- Melting occurs on the surface of the snow, while evaporation occurs both on the surface and throughout the snowpack.
- Melting requires an external source of heat – either the sun’s energy or warm air temperatures – while evaporation requires dry atmospheric conditions.
- Melting contributes to streamflow and groundwater recharge, while evaporation does not.
Similarities Between Evaporation And Melting Of Snow
- Both processes increase sublimation, which refers to snow or ice transitioning directly into water vapour without melting into water first.
- Both processes contribute to water cycle dynamics and can influence the resultant streamflow and groundwater recharge.
Conditions Under Which One Process Is More Likely To Occur Than The Other
- Wet snowpacks are more favourable to melting than evaporation.
- Dry air conditions favor evaporation over melting.
- Sunny and warm weather conditions accelerate melting, while cold and dry weather delays it.
- During winter, evaporation is more prevalent as much of the snow is susceptible to dry, cold winds and low temperatures.
The Effect Of Climate Change On The Two Processes
- As global warming impacts weather patterns across the globe, melting of snow may occur earlier in the season than in previous years. This can lead to volatile streamflow dynamics, water shortages, and ecological instability.
- Dry conditions caused by prolonged droughts can lead to increased snow evaporation, reducing the amount of potential runoff into hydrological systems. This decreases water availability and creates water scarcity issues for regions that depend on snowmelt for their water supplies.
Snow can evaporate instead of melting, and both impacts the water cycle in unique ways. A clear understanding of how these processes work and the factors that affect them are critical to mitigating the impact of climate change and creating sustainable water management solutions.
Frequently Asked Questions For Can Snow Evaporate Instead Of Melt
Can Snow Evaporate Instead Of Melt?
Yes, snow can indeed evaporate without melting. This is known as sublimation and happens when the temperature and atmospheric pressure are just right.
What Is Sublimation?
Sublimation is when a solid, such as snow, turns directly into a gas without going through the liquid phase. This process happens when the atmospheric pressure is low, and the temperature is high enough to allow the molecules of the solid to transform into a gas.
What Is The Difference Between Sublimation And Melting?
Melting is the process where a solid turns into a liquid state when it reaches its melting point.

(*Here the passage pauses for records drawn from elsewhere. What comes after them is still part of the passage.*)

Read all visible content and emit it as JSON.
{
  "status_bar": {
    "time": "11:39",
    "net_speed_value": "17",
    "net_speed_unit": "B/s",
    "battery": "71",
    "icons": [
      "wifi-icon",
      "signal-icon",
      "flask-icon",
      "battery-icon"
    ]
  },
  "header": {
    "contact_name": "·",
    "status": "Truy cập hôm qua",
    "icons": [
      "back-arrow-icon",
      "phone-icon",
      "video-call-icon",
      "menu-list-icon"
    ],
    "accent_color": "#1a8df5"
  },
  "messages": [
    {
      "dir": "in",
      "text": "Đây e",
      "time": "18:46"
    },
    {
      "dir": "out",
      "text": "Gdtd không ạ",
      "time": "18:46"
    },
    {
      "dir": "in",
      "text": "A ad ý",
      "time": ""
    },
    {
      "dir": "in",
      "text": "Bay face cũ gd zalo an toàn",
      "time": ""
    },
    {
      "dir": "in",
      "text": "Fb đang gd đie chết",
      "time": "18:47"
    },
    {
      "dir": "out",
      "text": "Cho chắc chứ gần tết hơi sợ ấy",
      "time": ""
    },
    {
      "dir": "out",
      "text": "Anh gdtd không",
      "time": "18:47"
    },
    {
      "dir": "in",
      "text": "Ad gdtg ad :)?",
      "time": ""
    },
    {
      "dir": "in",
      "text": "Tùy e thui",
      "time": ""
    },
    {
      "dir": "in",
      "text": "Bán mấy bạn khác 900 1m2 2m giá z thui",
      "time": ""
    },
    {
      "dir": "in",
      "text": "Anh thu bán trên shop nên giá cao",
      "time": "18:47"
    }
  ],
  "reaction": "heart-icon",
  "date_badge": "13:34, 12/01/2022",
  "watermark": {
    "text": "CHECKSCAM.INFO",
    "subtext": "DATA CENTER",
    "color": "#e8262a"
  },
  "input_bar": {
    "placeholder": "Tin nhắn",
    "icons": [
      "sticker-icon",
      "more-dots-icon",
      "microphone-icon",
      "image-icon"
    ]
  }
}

However, sublimation is when a solid transforms directly into a gas without becoming a liquid first.
What Causes Snow To Sublimate?
Snow sublimates when the surrounding air is very dry, and the temperature is low enough to keep it frozen. Sunlight can also cause sublimation, as it adds energy to the snow’s molecules, causing them to change into a gas.
Does Humidity Affect Snow Sublimation?
Humidity plays an essential role in sublimation. If the air is too humid, the snow won’t sublimate, and instead, it will melt. Dry air with low humidity causes the snow to sublimate efficiently, even at colder temperatures.
Snow can definitely evaporate instead of melting. This phenomenon occurs under specific conditions where the air temperature is high enough to allow the snow to sublime. The lack of moisture in the air facilitates the process, causing the snow to skip the melting stage, and turn directly into vapor.
Although it seems counterintuitive, snow evaporation is an actual physical principle that can occur in various scenarios. Understanding the science behind snow evaporation is crucial for many fields such as meteorology, climate science, and water conservation, among others. As people become more aware of the complexities and intricacies of our planet, it is important to keep exploring and learning about the environment around us.
By continuing to investigate the conditions and behaviors of snow and its role in our world, we can gain a deeper understanding of the earth’s natural patterns and cycles.